My advice to women pursuing any role is to be passionate and fearless. I challenge you — like I challenge myself — to be the kind of woman that when your feet hit the ground in the morning the devil says, “Oh shit, she’s up.”
A major aim of yours, both as the foundation’s President and philanthropist, is to diversify the philanthropic world— how have you seen the philanthropic ecosystem evolve throughout the years and how have you worked to enact that? Why is it important for foundations to be intersectional?
TY: In centering women and girls of color as a point of inclusion, the Ms. Foundation is speaking truth to power. We believe philanthropic spaces should be guided by those most impacted by the work and, as such, we focus on those who live at the intersection of gender and race. Right now, only 5-7% of all foundation funding goes to women’s and girls’ initiatives, with even less going to women and girls of color. That is why we are unapologetic in our call to action: philanthropy and philanthropists must invest more in women and girls of color.
You have led many initiatives addressing violence against women, yet, the pain of women and girls of color have been historically ignored in the United States, what does it mean to you to have such an influential platform?
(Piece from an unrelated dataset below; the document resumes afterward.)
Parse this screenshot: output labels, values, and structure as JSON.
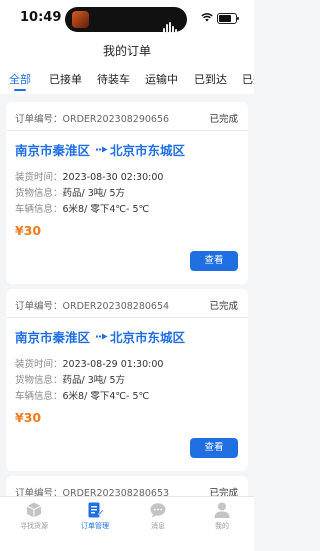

TY: My platform allows me to see firsthand the critical work done by women and girls on the grassroots level. Our foundation trusts women to have the answers to help and heal their communities, so it is incumbent on us to amplify their voices and vision.
This country was not created for women and girls, particularly those of color. Our grantee partners, like Girls for Gender Equity and Every Black Girl, work to undo the institutional and systemic violence that affects us all. Together, our voices are key to creating a safe and just world where power and possibility are not limited.
Women and girls of color also face inequitable health care— you have been a champion of health and safety for women, why is it such an imperative focus for you? As the current administration legislates women’s bodies, what are the policies you have chosen to tackle or support?
TY: When it comes to one’s health, this is a prime case of the personal being political. Women’s bodily autonomy is non-negotiable. In almost every aspect of reproductive health, women of color face poorer outcomes than white women. We support policies that guarantee reproductive justice and quality healthcare, regardless of race, income, gender or sexual identity.
The issues we focus on — safety, health and economic justice — are interconnected, and many of our grantee partners, including El Pueblo, Inc. in North Carolina, Kentucky Health Justice Network, SisterSong and SPARK Reproductive Justice NOW in Georgia, and the National Latina Institute for Reproductive Health, put their bodies on the line every day to protect reproductive health and justice for all.
EDITOR’S NOTE: The opinions expressed here by Impakter.com columnists are their own, not those of Impakter.com. “Shape Your Future” Video cover with: Teresa C. Younger, President and CEO of the Ms. Foundation for Women – Edited by Impakter.com